Learning outcomes can exist for programs and experiences both in and out of the classroom. Huba and Freed (2000) state that effective outcomes:

  • Are student-focused
  • Focus on what is learned rather than how it is learned
  • Reflect the institution’s mission and the values it represents
  • Align at the course/program, department, divisional, and institutional levels

Generally speaking, learning outcome statements should include the following:

  • Identification of who is doing the learning
  • The knowledge or skill that will be learned
  • The experience in which the learning will occur
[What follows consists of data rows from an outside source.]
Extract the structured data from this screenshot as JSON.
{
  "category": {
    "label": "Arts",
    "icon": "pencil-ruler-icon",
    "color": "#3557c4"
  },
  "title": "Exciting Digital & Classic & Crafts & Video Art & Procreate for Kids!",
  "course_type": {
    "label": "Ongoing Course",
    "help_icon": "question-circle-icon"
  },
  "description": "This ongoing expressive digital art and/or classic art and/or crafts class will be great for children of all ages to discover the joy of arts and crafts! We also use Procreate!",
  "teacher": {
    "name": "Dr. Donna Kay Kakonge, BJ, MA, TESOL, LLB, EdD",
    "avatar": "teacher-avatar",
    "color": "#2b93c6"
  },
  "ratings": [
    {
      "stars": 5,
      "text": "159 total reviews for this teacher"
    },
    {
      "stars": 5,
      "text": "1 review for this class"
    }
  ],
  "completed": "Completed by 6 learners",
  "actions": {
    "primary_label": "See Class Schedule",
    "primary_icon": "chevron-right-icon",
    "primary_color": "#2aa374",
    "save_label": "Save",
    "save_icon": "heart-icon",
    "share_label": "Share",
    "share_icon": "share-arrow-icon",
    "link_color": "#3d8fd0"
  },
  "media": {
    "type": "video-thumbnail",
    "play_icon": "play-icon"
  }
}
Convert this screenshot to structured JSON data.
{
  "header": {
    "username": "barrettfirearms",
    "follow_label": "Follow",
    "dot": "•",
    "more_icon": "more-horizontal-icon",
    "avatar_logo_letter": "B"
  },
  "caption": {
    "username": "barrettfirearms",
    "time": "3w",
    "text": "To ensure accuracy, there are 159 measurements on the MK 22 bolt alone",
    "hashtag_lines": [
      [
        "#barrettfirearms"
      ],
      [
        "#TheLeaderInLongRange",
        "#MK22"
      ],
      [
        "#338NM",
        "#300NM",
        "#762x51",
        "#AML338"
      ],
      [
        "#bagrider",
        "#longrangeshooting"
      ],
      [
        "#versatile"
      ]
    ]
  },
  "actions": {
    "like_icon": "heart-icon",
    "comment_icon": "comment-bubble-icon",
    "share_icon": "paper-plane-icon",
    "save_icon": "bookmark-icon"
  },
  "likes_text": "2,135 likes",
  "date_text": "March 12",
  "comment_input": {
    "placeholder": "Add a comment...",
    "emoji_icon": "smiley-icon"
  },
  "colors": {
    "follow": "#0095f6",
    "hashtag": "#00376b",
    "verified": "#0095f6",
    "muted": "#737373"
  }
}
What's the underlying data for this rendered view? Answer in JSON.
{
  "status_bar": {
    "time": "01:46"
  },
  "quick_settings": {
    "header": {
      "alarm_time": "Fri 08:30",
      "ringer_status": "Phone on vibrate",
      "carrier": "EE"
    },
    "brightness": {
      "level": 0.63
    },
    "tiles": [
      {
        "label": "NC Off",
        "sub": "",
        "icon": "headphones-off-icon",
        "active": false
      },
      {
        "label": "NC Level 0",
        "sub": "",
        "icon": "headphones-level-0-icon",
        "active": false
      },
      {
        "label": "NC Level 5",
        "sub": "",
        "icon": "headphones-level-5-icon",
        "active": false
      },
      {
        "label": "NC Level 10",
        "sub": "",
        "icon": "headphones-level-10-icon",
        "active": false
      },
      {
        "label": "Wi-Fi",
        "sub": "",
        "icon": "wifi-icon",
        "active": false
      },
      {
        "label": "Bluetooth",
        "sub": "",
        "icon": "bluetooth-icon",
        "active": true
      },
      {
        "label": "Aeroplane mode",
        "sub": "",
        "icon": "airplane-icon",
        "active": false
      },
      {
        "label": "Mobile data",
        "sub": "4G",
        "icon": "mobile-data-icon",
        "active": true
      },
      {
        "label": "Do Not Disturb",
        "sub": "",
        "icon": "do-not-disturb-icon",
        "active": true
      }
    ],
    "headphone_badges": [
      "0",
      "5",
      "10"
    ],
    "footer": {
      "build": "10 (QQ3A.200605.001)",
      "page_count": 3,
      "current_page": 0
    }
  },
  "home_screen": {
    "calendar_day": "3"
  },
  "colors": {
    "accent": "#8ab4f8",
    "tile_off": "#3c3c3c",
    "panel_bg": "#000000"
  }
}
Of particular importance is the specificity of the knowledge or skill expected to be achieved. Programs or departments may choose to write broad learning goals, but more specific outcomes that break down the goal into measurable components would also be necessary in order to allow for assessment. For example, a broad, program-level learning outcome stating that "Graduates of this program will be able to communicate effectively" is too broad to be assessed. However, more specific learning outcomes could be developed under the goal, identifying various aspects of effective communication.

One way to ensure that learning outcomes are specific is to make sure that they answer the question "What does that look like?" or "How is that defined?" when stating the knowledge or skill. Using the example above, the question would be "What does effective communication look like?" From there a breakdown of the concept of "communication" can lead to outcomes pertaining to each of the various aspects of communication (e.g., written, oral, and listening skills).

The domains of Bloom's taxonomy, particularly the cognitive domain, are a good resource for specifying the intended behavior in a learning outcome. Because each level builds on the preceding level, it is important to give students adequate opportunity to reach the more complex levels of learning. For example, in foundational coursework the primary outcomes may focus on acquiring knowledge in a field, while outcomes in advanced courses may focus on evaluation or creation of knowledge.

The number of student learning outcomes may vary across programs, but generally speaking, 4-6 SLOs for a degree and 2-3 SLOs for a certificate is a reasonable guideline. Additionally, it is recommended that program faculty identify a schedule or cycle of assessment of the program's learning outcomes as opposed to assessing every outcome every year.

Student achievement of the learning outcomes can be evidenced directly or indirectly; see the Assessment Methods page for more information.

Please contact Marissa Cope, Assessment Director, at with questions or for support with writing or editing your program-level student learning outcomes.